Second, even if false accusations are as common as 1-in-4, that means 75 percent of reports are probably accurate and, so, all accusations deserve a thorough and professional investigation.

Third, the 1-in-4 figure has 'fuzzy' aspects that could influence the results. For example, Neufeld and Scheck mention only sexual assault cases that were "referred to the FBI where results could be obtained."

It is not clear what percentage of all reported assaults are represented by those cases. As well, the terms 'rape' and 'sexual assault' are often used interchangeably, especially when comparing studies, and it is not clear that they are always synonyms for each other.

Nevertheless, the FBI data on excluded DNA is as close to hard statistics that I've found on the rate of false accusations of sexual assault.

Where do the other figures come from and why is there reason to doubt them? Let me consider the two statistics that I have encountered most often.

"Two percent of all reports are false."

Several years ago, I tried to track down the origin of this much-cited stat. The first instance I found of the figure was in Susan Brownmiller's book on sexual assault entitled "Against Our Will" (1975). Brownmiller claimed that false accusations in New York City had dropped to 2 percent after police departments began using policewomen to interview alleged victims.
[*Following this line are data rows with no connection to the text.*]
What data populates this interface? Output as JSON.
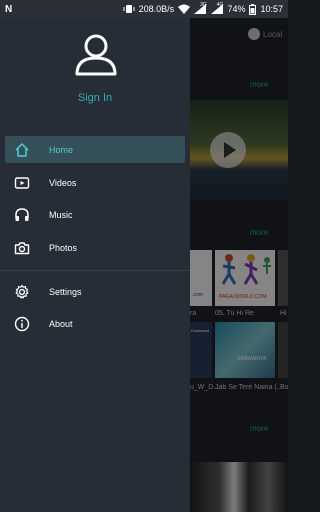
{
  "status_bar": {
    "notification_icon": "n-icon",
    "net_speed": "208.0B/s",
    "signal_1_label": "3G",
    "signal_2_label": "4G",
    "battery": "74%",
    "time": "10:57"
  },
  "drawer": {
    "avatar_icon": "user-icon",
    "sign_in_label": "Sign In",
    "items": [
      {
        "label": "Home",
        "icon": "home-icon",
        "active": true
      },
      {
        "label": "Videos",
        "icon": "video-icon",
        "active": false
      },
      {
        "label": "Music",
        "icon": "headphones-icon",
        "active": false
      },
      {
        "label": "Photos",
        "icon": "camera-icon",
        "active": false
      }
    ],
    "secondary_items": [
      {
        "label": "Settings",
        "icon": "settings-icon"
      },
      {
        "label": "About",
        "icon": "info-icon"
      }
    ]
  },
  "background_app": {
    "local_label": "Local",
    "more_labels": [
      "more",
      "more",
      "more"
    ],
    "captions_row1": [
      "ra",
      "05. Tu Hi Re",
      "Hi"
    ],
    "captions_row2": [
      "u_W_D...",
      "Jab Se Tere Naina (...",
      "Bo"
    ],
    "thumb_texts": [
      "Download",
      "PAGALWORLD.COM",
      ".com",
      "SANWARIYA"
    ]
  },
  "colors": {
    "accent": "#2fb0b2",
    "active_text": "#48d1d3",
    "drawer_bg": "#262d37",
    "active_bg": "#36505a"
  }
}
Elsewhere, the two percent figure appears without citation or with only a vague attribution to "FBI" sources. Although the figure shows up in legislation such as the Violence Against Women Act, legal scholar Michelle Anderson of Villanova University Law School reported in 2004, "no study has ever been published which sets forth an evidentiary basis for the two percent false rape complaint thesis."
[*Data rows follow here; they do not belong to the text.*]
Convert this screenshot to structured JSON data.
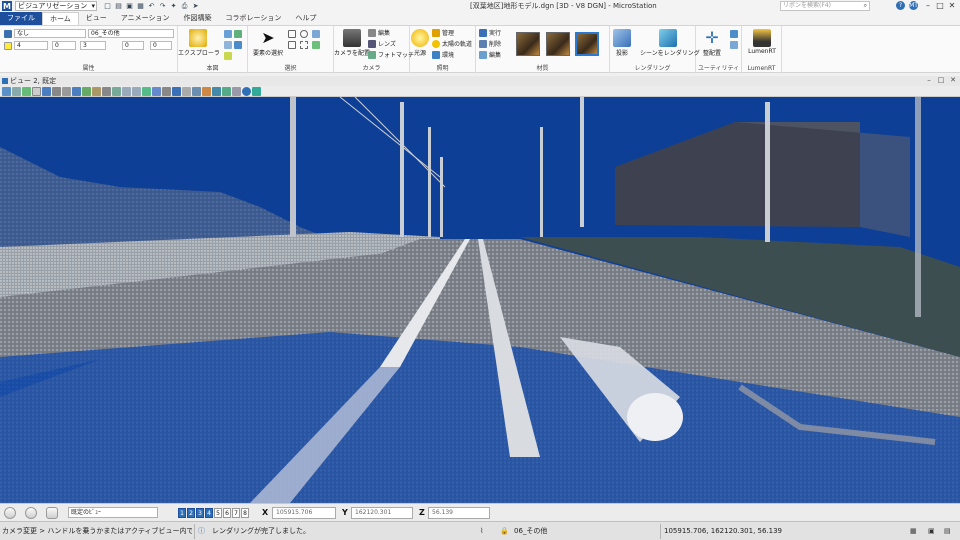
{
  "titlebar": {
    "workspace": "ビジュアリゼーション",
    "title": "[双葉地区]地形モデル.dgn [3D - V8 DGN] - MicroStation",
    "search_placeholder": "リボンを検索(F4)",
    "user_initials": "MT"
  },
  "tabs": [
    "ファイル",
    "ホーム",
    "ビュー",
    "アニメーション",
    "作図構築",
    "コラボレーション",
    "ヘルプ"
  ],
  "ribbon": {
    "attributes": {
      "label": "属性",
      "level": "なし",
      "level_name": "06_その他",
      "color": "4",
      "weight": "0",
      "style": "3",
      "transparency": "0",
      "priority": "0"
    },
    "basic": {
      "label": "本図",
      "explorer": "エクスプローラ"
    },
    "selection": {
      "label": "選択",
      "element_selection": "要素の選択"
    },
    "camera": {
      "label": "カメラ",
      "place_camera": "カメラを配置",
      "edit": "編集",
      "lens": "レンズ",
      "photo_match": "フォトマッチ"
    },
    "lighting": {
      "label": "照明",
      "light_source": "光源",
      "manage": "管理",
      "solar": "太陽の軌道",
      "environment": "環境"
    },
    "material": {
      "label": "材質",
      "apply": "実行",
      "delete": "削除",
      "edit": "編集"
    },
    "rendering": {
      "label": "レンダリング",
      "projection": "投影",
      "render_scene": "シーンをレンダリング"
    },
    "utility": {
      "label": "ユーティリティ",
      "arrange": "整配置"
    },
    "lumen": {
      "label": "LumenRT",
      "button": "LumenRT"
    }
  },
  "view_window": {
    "title": "ビュー 2, 既定"
  },
  "statusbar": {
    "view_select": "既定のﾋﾞｭｰ",
    "view_numbers": [
      "1",
      "2",
      "3",
      "4",
      "5",
      "6",
      "7",
      "8"
    ],
    "active_views": [
      1,
      2,
      3,
      4
    ],
    "x_label": "X",
    "x_value": "105915.706",
    "y_label": "Y",
    "y_value": "162120.301",
    "z_label": "Z",
    "z_value": "56.139",
    "prompt": "カメラ変更 > ハンドルを乗うかまたはアクティブビュー内でクリッ",
    "message": "レンダリングが完了しました。",
    "active_level": "06_その他",
    "coordinates": "105915.706, 162120.301, 56.139"
  },
  "colors": {
    "brand": "#1d4f9c",
    "viewport_bg": "#0e3f96"
  }
}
In short, there is no reason to credit that figure.

"Forty-one percent of all reports are false."

This claim comes from a study conducted by Eugene J. Kanin of Purdue University. Kanin examined 109 rape complaints registered in a Midwestern city from 1978 to 1987.

Of these, 45 were ultimately classified by the police as "false." Also based on police records, Kanin determined that 50 percent of the rapes reported at two major universities were "false."

Although Kanin offers solid research, I would need to see more studies with different populations before accepting the figure of 50 percent as prevalent; to me, the figure seems high.

But even a skeptic like me must credit a DNA exclusion rate of 20 percent that remained constant over several years when conducted by FBI labs. This is especially true when 20 percent more were found to be questionable.

False accusations are not rare. They are common.

Wendy McElroy is the editor of and a research fellow for The Independent Institute in Oakland, Calif. She is the author and editor of many books and articles, including the new book, "Liberty for Women: Freedom and Feminism in the 21st Century" (Ivan R. Dee/Independent Institute, 2002). She lives with her husband in Canada.
Introductions / New Here
May 19, 2006, 11:32 AM
Not sure if it's customary here to introduce oneself before posting on other threads, but saw this and thought I'd say "hi" first.    This is a very interesting and thought provoking site for me.   Found you totally by accident when looking at articles on the Duke Lacrosse Team.

Still digesting Dr. Evil's manifesto - I had no idea this was such a huge movement.   You've got some points I truly applaud.

I'm female, but I didn't notice a "No Girls Allowed" sign on the treehouse, so here I am !     :)